Yesterday marked the 50th birthday of the ZIP code.
Initially, the United States Post Office Department (dissolved and replaced with the USPS in 1971) created a two-digit code in 1943, assigning numbers to the country's largest cities. In 1963, the Post Office replaced that with the 5-digit system which became mandatory for second and third class bulk mailers in 1967.
Although it wasn't mandatory for everyone, the USPOD hoped all Americans would adapt to the new system quickly. To assist with that, the department created a series of promotional films and a mascot to accompany the campaign named "Mr. Zip."
This brief video (with a Mr. Zip cameo) breaks down the code system, showing how each digit represents either a region (the first number), a city (the next two numbers) and the post office that the parcel is being sent to (the last two numbers):
But no USPOD PSA showed nearly as much enthusiasm for the new ZIP code system as much as its 15 minute, "Swinging Six" film created in 1967:
The video shifts back and forth between a narrator and a folk-singing sextet, each preaching the virtues of the "five trailblazing numbers," that "launch every piece of mail with space age speed and precision."
The folk singers share stories that help us see how ZIP codes affect our personal lives. One story is about a New York City man in long-distance relationships with women from "Frisco Bay." In the pre-ZIP code world, letters fail to arrive in time, leaving the woman no choice but to start dating local men. He learns his lesson however, using a ZIP code for his letters to a new love; these letters arrive faster and prevent "Frisco Bay" competition from swooping in.
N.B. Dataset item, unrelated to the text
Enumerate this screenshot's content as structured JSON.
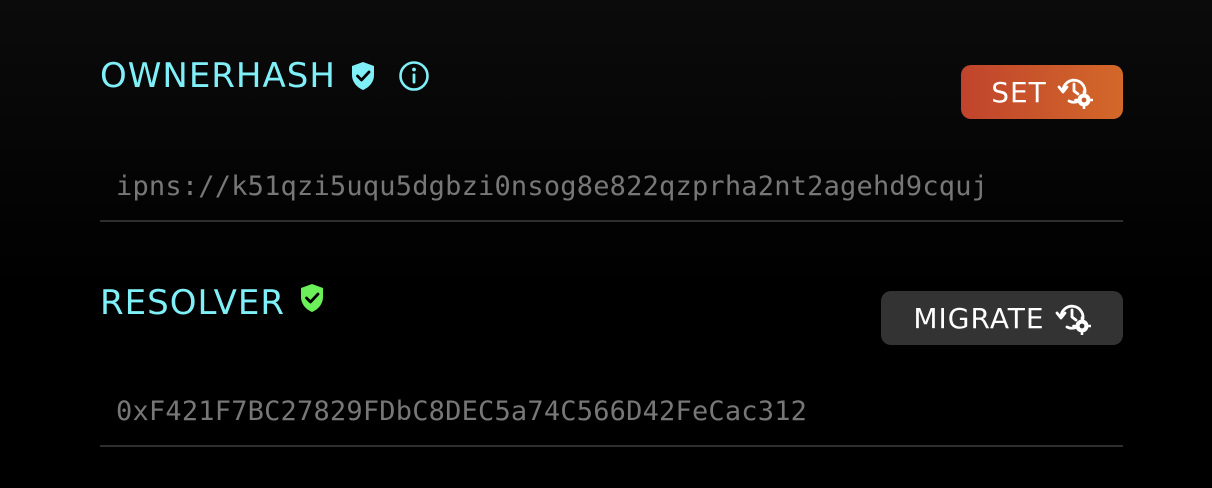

Another musical number later in the film reminds us that we have terrible handwriting, confusing postal workers and increasing the chances of letters not reaching the intended destination. The obvious solution? The ZIP code, of course, as well as the equally new, two letter abbreviation for each state.
50 years since the introduction of the ZIP code, its purpose stretches well beyond efficient mail delivery, becoming an indicator of how wealthy we are, how much crime is in our neighborhoods, or even whether or not we'll qualify for food stamps after a natural disaster hits us. Those five numbers have ended up meaning a lot more to Americans than Mr. Zip or the "Swinging Six" ever imagined.